But some of the state’s most ardent supporters of expanding health insurance programs for children aren’t celebrating ChildLink. State Rep. Garnet Coleman, D-Houston, said he’s not opposed to the program — he just doesn’t think it will have the impact that Abbott envisions.
“He’s not insuring 200,000 kids,” Coleman said. “He’s putting a mechanism in place trying to bring medical support orders to one company.”
An interesting read from the Sequin Gazette-Enterprise, Kuempel weighs in on special session.
Seguin State Rep. Edmund Kuempel said the two-day special session of the state legislature called by Gov. Rick Perry was quick — and productive.
“It wasn’t so bad,” said Kuempel, who missed the end of this year’s regular session as a result of a heart attack he suffered in the State Capitol on May 12. “It was ‘in and out,’ basically.”
A special session can last up to 30 days. Lawmakers including Kuempel said they believed they’d be able to accomplish the work in less than a week, and Kuempel said he had no problem with the workload.
“It wasn’t bad — unless you’re on the transportation or appropriations committees,” Kuempel said.
Good to see Kuempel back and healthy. But here’s the interesting part.
Look for the transportation issue — particularly where it pertains to tolling — to stick around for a while, Kuempel said. It was no surprise, he added, to see it on the agenda for the special session.
“We have a tremendous number of people moving to Texas every day, and our roads really haven’t kept up for at least 10 years or longer now,” Kuempel said. “The governor’s still looking at this problem. Of course, you have a lot of people against tolls — some against tolls on existing roads and some against tolls altogether. This will be back in 2011.” (Emphasis added).
Perry said something needs to be done — and soon.
“With more than 1,000 people moving to Texas each day and a growing economy, improving transportation in our state continues to be a top priority,” Perry said in a statement. “I had hoped to reduce uncertainty regarding several major transportation projects across the state. Although the CDA bill did not pass, we will continue to work with legislators and local officials to find transportation solutions for our state.”
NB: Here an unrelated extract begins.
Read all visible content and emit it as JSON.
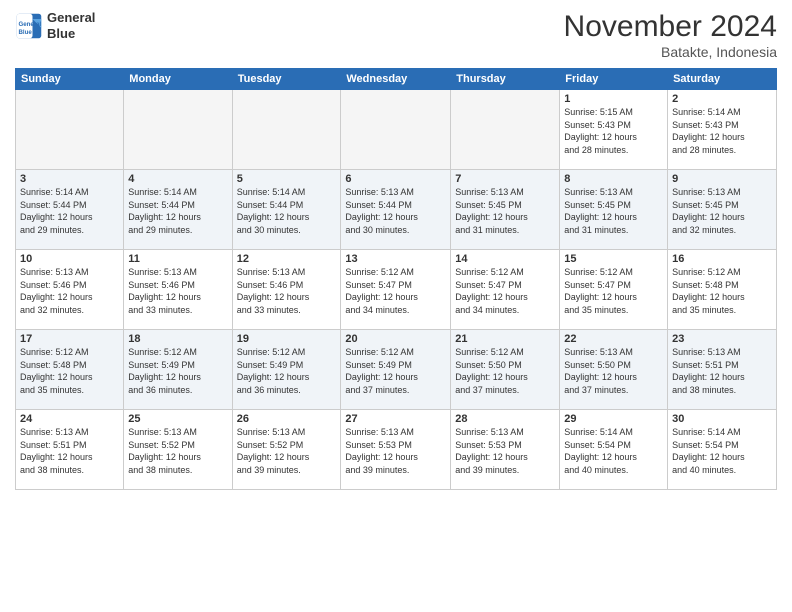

Kuempel said he believed the bonds and the authorizations to keep TxDOT and other vital agencies running should have been handled in the regular legislative session but for partisan bickering. Look for the transportation issues, including toll roads, to surface again in the next legislature.
“We’ll live to fight another day — in 2011,” Kuempel said.
Essentially there’s agreement that our transportation infrastructure has been neglected for many years. It has been longer than 10 years, of course, the gas tax hasn’t been raised in this state since 1992. Raising the gas tax should be the first option, and it usually is never mentioned, except to say that it won’t pass. Although no leader will step up and advocate for it.
And corporate toll roads have definitely become toxic. At least too toxic for a special session when all legislators, many voters, and the media have few other contentious issues to focus on. Via the AAS, In spotlight, toll roads too hot to handle.
It’s intriguing how a spotlight can change a politician’s perspective. Or in the case of the special session just past, a whole bunch of politicians’ perspectives.
Way back in the spring of 2009 (OK, about three months ago), the Texas Senate overwhelmingly passed Senate Bill 404 and Senate Bill 17. The House Transportation Committee later passed both bills. And the Senate even passed them again, this time while they were taking a ride on the Texas Department of Transportation sunset bill that later died.
In fact, all of these bills died in the House late in the session. But it had nothing to do with the content of SB 404 and SB 17, which occasioned little debate during the regular session.
Then, last week, members of the House and Senate turned their noses up at both bills and declined to even vote on them.
Sunlight is the best disinfectant.